=== Work request ===
The lines of the records that include "require" should all be copied.

=== Given data ===
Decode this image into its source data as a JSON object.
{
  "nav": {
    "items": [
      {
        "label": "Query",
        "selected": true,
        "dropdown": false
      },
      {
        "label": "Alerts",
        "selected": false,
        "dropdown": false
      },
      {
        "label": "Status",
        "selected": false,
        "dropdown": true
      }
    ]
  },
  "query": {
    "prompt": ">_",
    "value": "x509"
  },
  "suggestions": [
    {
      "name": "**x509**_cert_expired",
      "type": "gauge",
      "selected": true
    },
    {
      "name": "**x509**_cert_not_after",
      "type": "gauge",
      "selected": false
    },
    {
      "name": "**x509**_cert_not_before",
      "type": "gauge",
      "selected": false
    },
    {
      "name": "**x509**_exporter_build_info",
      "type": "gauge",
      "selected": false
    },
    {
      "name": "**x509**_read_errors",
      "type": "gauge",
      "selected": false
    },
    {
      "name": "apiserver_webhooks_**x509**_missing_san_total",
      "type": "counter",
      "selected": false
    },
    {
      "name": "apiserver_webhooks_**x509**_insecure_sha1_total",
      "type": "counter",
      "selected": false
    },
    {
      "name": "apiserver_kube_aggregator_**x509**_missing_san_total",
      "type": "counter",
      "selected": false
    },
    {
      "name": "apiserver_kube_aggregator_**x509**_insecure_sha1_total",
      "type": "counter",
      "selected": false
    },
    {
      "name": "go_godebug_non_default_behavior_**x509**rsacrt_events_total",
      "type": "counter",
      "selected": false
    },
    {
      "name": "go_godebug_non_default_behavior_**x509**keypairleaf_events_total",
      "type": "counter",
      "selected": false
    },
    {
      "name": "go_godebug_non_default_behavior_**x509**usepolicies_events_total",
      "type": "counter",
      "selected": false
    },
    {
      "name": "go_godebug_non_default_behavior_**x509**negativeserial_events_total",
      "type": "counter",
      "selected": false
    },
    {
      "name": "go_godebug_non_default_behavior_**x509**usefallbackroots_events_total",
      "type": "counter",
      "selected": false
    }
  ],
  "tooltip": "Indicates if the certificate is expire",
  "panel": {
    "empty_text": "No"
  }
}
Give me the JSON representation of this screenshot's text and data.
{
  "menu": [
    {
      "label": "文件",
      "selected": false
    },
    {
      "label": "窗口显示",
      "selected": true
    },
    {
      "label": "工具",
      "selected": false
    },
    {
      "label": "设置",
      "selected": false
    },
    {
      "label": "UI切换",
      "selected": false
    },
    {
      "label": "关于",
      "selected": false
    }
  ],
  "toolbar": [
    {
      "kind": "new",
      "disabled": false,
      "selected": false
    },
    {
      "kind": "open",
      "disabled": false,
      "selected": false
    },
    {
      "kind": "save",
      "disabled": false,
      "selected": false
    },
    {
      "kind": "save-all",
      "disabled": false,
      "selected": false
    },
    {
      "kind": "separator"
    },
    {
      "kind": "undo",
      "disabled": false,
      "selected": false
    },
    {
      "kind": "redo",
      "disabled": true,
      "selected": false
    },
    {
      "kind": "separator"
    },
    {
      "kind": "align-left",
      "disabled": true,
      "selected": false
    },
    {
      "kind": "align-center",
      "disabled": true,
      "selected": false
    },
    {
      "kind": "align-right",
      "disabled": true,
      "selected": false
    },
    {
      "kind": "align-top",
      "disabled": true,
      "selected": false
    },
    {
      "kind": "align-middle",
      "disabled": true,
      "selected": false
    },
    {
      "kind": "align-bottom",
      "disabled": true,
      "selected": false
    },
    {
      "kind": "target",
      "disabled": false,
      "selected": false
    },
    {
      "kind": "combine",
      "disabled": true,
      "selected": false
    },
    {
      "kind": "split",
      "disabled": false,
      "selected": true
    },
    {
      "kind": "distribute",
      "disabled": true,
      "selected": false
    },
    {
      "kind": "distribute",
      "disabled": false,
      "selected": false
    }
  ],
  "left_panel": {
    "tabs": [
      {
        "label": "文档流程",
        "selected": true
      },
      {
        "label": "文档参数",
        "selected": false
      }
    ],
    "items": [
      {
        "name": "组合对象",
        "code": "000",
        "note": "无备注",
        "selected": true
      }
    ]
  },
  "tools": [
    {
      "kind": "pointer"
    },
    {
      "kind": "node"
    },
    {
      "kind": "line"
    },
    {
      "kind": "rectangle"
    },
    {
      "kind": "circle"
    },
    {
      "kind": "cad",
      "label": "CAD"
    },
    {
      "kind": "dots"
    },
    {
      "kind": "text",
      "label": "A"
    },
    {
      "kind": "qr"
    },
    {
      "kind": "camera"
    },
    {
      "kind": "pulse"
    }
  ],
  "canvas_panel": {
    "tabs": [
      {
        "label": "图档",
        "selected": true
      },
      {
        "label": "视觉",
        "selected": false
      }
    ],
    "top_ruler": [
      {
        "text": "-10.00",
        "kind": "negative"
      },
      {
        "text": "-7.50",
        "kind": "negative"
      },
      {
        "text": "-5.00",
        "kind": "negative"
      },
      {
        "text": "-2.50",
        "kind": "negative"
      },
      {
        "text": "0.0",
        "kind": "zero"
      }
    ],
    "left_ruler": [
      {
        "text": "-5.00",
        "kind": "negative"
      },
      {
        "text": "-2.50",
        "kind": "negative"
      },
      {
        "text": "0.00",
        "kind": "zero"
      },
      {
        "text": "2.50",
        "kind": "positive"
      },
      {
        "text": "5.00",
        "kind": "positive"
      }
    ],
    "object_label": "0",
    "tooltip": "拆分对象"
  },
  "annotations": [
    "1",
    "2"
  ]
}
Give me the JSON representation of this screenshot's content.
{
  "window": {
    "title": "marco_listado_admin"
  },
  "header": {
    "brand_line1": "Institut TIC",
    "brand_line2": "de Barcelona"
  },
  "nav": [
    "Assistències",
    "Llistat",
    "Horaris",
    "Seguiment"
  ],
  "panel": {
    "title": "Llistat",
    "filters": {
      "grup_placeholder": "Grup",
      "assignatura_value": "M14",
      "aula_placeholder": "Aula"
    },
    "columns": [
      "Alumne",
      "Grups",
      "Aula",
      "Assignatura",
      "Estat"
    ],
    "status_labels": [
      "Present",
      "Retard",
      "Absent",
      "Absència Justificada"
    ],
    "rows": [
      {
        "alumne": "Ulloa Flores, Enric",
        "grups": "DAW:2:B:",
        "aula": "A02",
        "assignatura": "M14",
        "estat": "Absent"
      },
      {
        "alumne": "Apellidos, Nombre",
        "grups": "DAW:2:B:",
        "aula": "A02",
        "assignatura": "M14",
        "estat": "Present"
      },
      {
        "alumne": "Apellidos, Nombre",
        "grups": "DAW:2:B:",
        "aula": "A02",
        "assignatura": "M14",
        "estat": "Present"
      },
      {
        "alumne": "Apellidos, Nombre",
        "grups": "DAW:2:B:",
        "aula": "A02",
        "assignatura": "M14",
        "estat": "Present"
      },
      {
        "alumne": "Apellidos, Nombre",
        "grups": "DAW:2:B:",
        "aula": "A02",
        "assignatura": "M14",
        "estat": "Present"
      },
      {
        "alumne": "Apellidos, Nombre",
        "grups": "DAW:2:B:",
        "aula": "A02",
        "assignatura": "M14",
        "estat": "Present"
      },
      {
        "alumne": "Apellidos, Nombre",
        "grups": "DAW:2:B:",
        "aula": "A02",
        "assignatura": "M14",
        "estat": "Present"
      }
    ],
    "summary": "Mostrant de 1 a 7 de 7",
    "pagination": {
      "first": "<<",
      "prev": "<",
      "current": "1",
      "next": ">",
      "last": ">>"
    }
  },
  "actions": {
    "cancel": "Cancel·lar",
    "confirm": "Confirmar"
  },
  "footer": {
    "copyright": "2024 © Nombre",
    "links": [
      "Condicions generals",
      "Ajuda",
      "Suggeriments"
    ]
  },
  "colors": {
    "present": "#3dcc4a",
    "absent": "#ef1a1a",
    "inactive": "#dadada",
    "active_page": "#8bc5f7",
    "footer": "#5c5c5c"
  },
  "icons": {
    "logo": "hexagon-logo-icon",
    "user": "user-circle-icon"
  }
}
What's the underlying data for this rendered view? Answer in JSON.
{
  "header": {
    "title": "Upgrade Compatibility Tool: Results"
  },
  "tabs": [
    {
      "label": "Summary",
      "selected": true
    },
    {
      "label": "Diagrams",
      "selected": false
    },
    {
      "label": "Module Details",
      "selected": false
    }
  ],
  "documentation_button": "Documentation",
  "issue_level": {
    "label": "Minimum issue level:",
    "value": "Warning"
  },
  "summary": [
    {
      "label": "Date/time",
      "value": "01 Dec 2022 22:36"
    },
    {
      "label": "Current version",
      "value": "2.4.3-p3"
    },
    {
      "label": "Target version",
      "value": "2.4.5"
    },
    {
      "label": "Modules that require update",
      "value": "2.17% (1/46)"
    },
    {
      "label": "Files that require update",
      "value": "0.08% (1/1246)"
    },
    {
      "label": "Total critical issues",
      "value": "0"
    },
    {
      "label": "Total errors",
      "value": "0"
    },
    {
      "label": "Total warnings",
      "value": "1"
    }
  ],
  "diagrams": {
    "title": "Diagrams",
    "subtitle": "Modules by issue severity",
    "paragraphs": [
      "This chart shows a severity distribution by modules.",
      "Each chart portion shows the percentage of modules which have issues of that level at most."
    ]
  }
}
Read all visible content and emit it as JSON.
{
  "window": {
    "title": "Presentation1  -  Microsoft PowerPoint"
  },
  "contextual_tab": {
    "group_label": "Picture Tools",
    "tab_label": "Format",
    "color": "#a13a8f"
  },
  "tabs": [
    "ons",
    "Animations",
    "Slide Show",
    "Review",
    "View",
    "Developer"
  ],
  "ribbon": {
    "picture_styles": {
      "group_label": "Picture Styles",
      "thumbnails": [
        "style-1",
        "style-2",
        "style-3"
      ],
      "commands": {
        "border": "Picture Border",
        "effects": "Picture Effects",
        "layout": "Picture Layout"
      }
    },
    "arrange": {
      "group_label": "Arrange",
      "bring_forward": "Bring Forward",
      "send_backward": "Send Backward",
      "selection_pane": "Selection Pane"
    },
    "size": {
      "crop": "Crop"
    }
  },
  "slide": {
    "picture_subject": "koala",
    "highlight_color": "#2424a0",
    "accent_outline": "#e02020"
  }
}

=== Exercise response ===
      "label": "Modules that require update",
      "label": "Files that require update",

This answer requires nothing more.